(Information begins)

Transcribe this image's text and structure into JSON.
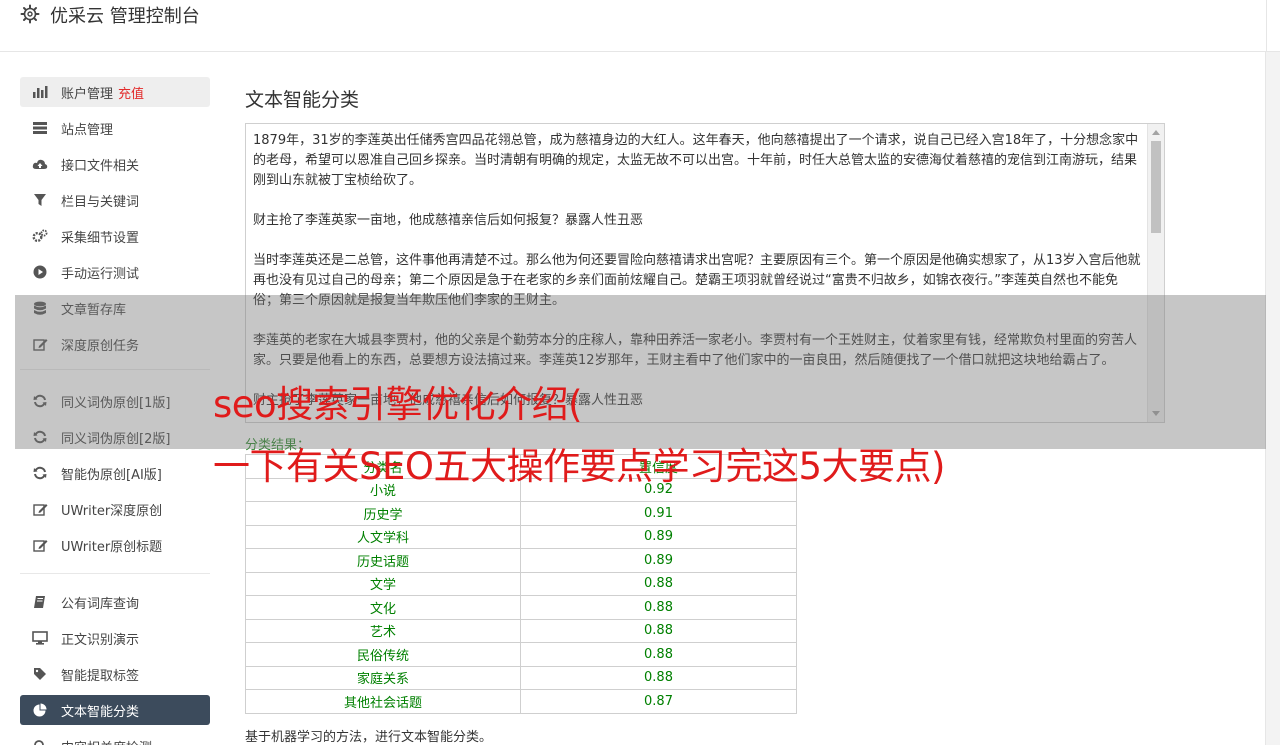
{
  "app": {
    "title": "优采云 管理控制台"
  },
  "sidebar": {
    "items": [
      {
        "label": "账户管理",
        "badge": "充值",
        "icon": "bar-chart-icon"
      },
      {
        "label": "站点管理",
        "icon": "server-icon"
      },
      {
        "label": "接口文件相关",
        "icon": "cloud-upload-icon"
      },
      {
        "label": "栏目与关键词",
        "icon": "filter-icon"
      },
      {
        "label": "采集细节设置",
        "icon": "cogs-icon"
      },
      {
        "label": "手动运行测试",
        "icon": "play-icon"
      },
      {
        "label": "文章暂存库",
        "icon": "database-icon"
      },
      {
        "label": "深度原创任务",
        "icon": "edit-icon"
      },
      {
        "label": "同义词伪原创[1版]",
        "icon": "refresh-icon"
      },
      {
        "label": "同义词伪原创[2版]",
        "icon": "refresh-icon"
      },
      {
        "label": "智能伪原创[AI版]",
        "icon": "refresh-icon"
      },
      {
        "label": "UWriter深度原创",
        "icon": "edit-icon"
      },
      {
        "label": "UWriter原创标题",
        "icon": "edit-icon"
      },
      {
        "label": "公有词库查询",
        "icon": "book-icon"
      },
      {
        "label": "正文识别演示",
        "icon": "desktop-icon"
      },
      {
        "label": "智能提取标签",
        "icon": "tag-icon"
      },
      {
        "label": "文本智能分类",
        "icon": "pie-chart-icon"
      },
      {
        "label": "内容相关度检测",
        "icon": "search-icon"
      }
    ]
  },
  "main": {
    "title": "文本智能分类",
    "text": "1879年，31岁的李莲英出任储秀宫四品花翎总管，成为慈禧身边的大红人。这年春天，他向慈禧提出了一个请求，说自己已经入宫18年了，十分想念家中的老母，希望可以恩准自己回乡探亲。当时清朝有明确的规定，太监无故不可以出宫。十年前，时任大总管太监的安德海仗着慈禧的宠信到江南游玩，结果刚到山东就被丁宝桢给砍了。\n\n财主抢了李莲英家一亩地，他成慈禧亲信后如何报复？暴露人性丑恶\n\n当时李莲英还是二总管，这件事他再清楚不过。那么他为何还要冒险向慈禧请求出宫呢？主要原因有三个。第一个原因是他确实想家了，从13岁入宫后他就再也没有见过自己的母亲；第二个原因是急于在老家的乡亲们面前炫耀自己。楚霸王项羽就曾经说过“富贵不归故乡，如锦衣夜行。”李莲英自然也不能免俗；第三个原因就是报复当年欺压他们李家的王财主。\n\n李莲英的老家在大城县李贾村，他的父亲是个勤劳本分的庄稼人，靠种田养活一家老小。李贾村有一个王姓财主，仗着家里有钱，经常欺负村里面的穷苦人家。只要是他看上的东西，总要想方设法搞过来。李莲英12岁那年，王财主看中了他们家中的一亩良田，然后随便找了一个借口就把这块地给霸占了。\n\n财主抢了李莲英家一亩地，他成慈禧亲信后如何报复？暴露人性丑恶",
    "result_label": "分类结果：",
    "table": {
      "headers": [
        "分类名",
        "置信度"
      ],
      "rows": [
        [
          "小说",
          "0.92"
        ],
        [
          "历史学",
          "0.91"
        ],
        [
          "人文学科",
          "0.89"
        ],
        [
          "历史话题",
          "0.89"
        ],
        [
          "文学",
          "0.88"
        ],
        [
          "文化",
          "0.88"
        ],
        [
          "艺术",
          "0.88"
        ],
        [
          "民俗传统",
          "0.88"
        ],
        [
          "家庭关系",
          "0.88"
        ],
        [
          "其他社会话题",
          "0.87"
        ]
      ]
    },
    "description": "基于机器学习的方法，进行文本智能分类。"
  },
  "overlay": {
    "line1": "seo搜索引擎优化介绍(",
    "line2": "一下有关SEO五大操作要点学习完这5大要点)"
  },
  "colors": {
    "active_bg": "#3c4b5c",
    "badge": "#e22b2b",
    "result_green": "#008000",
    "headline": "#e01b1b"
  }
}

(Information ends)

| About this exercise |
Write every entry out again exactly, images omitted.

| Exercise output |
Transcribe this image's text and structure into JSON.
{
  "app": {
    "title": "优采云 管理控制台"
  },
  "sidebar": {
    "items": [
      {
        "label": "账户管理",
        "badge": "充值",
        "icon": "bar-chart-icon"
      },
      {
        "label": "站点管理",
        "icon": "server-icon"
      },
      {
        "label": "接口文件相关",
        "icon": "cloud-upload-icon"
      },
      {
        "label": "栏目与关键词",
        "icon": "filter-icon"
      },
      {
        "label": "采集细节设置",
        "icon": "cogs-icon"
      },
      {
        "label": "手动运行测试",
        "icon": "play-icon"
      },
      {
        "label": "文章暂存库",
        "icon": "database-icon"
      },
      {
        "label": "深度原创任务",
        "icon": "edit-icon"
      },
      {
        "label": "同义词伪原创[1版]",
        "icon": "refresh-icon"
      },
      {
        "label": "同义词伪原创[2版]",
        "icon": "refresh-icon"
      },
      {
        "label": "智能伪原创[AI版]",
        "icon": "refresh-icon"
      },
      {
        "label": "UWriter深度原创",
        "icon": "edit-icon"
      },
      {
        "label": "UWriter原创标题",
        "icon": "edit-icon"
      },
      {
        "label": "公有词库查询",
        "icon": "book-icon"
      },
      {
        "label": "正文识别演示",
        "icon": "desktop-icon"
      },
      {
        "label": "智能提取标签",
        "icon": "tag-icon"
      },
      {
        "label": "文本智能分类",
        "icon": "pie-chart-icon"
      },
      {
        "label": "内容相关度检测",
        "icon": "search-icon"
      }
    ]
  },
  "main": {
    "title": "文本智能分类",
    "text": "1879年，31岁的李莲英出任储秀宫四品花翎总管，成为慈禧身边的大红人。这年春天，他向慈禧提出了一个请求，说自己已经入宫18年了，十分想念家中的老母，希望可以恩准自己回乡探亲。当时清朝有明确的规定，太监无故不可以出宫。十年前，时任大总管太监的安德海仗着慈禧的宠信到江南游玩，结果刚到山东就被丁宝桢给砍了。\n\n财主抢了李莲英家一亩地，他成慈禧亲信后如何报复？暴露人性丑恶\n\n当时李莲英还是二总管，这件事他再清楚不过。那么他为何还要冒险向慈禧请求出宫呢？主要原因有三个。第一个原因是他确实想家了，从13岁入宫后他就再也没有见过自己的母亲；第二个原因是急于在老家的乡亲们面前炫耀自己。楚霸王项羽就曾经说过“富贵不归故乡，如锦衣夜行。”李莲英自然也不能免俗；第三个原因就是报复当年欺压他们李家的王财主。\n\n李莲英的老家在大城县李贾村，他的父亲是个勤劳本分的庄稼人，靠种田养活一家老小。李贾村有一个王姓财主，仗着家里有钱，经常欺负村里面的穷苦人家。只要是他看上的东西，总要想方设法搞过来。李莲英12岁那年，王财主看中了他们家中的一亩良田，然后随便找了一个借口就把这块地给霸占了。\n\n财主抢了李莲英家一亩地，他成慈禧亲信后如何报复？暴露人性丑恶",
    "result_label": "分类结果：",
    "table": {
      "headers": [
        "分类名",
        "置信度"
      ],
      "rows": [
        [
          "小说",
          "0.92"
        ],
        [
          "历史学",
          "0.91"
        ],
        [
          "人文学科",
          "0.89"
        ],
        [
          "历史话题",
          "0.89"
        ],
        [
          "文学",
          "0.88"
        ],
        [
          "文化",
          "0.88"
        ],
        [
          "艺术",
          "0.88"
        ],
        [
          "民俗传统",
          "0.88"
        ],
        [
          "家庭关系",
          "0.88"
        ],
        [
          "其他社会话题",
          "0.87"
        ]
      ]
    },
    "description": "基于机器学习的方法，进行文本智能分类。"
  },
  "overlay": {
    "line1": "seo搜索引擎优化介绍(",
    "line2": "一下有关SEO五大操作要点学习完这5大要点)"
  },
  "colors": {
    "active_bg": "#3c4b5c",
    "badge": "#e22b2b",
    "result_green": "#008000",
    "headline": "#e01b1b"
  }
}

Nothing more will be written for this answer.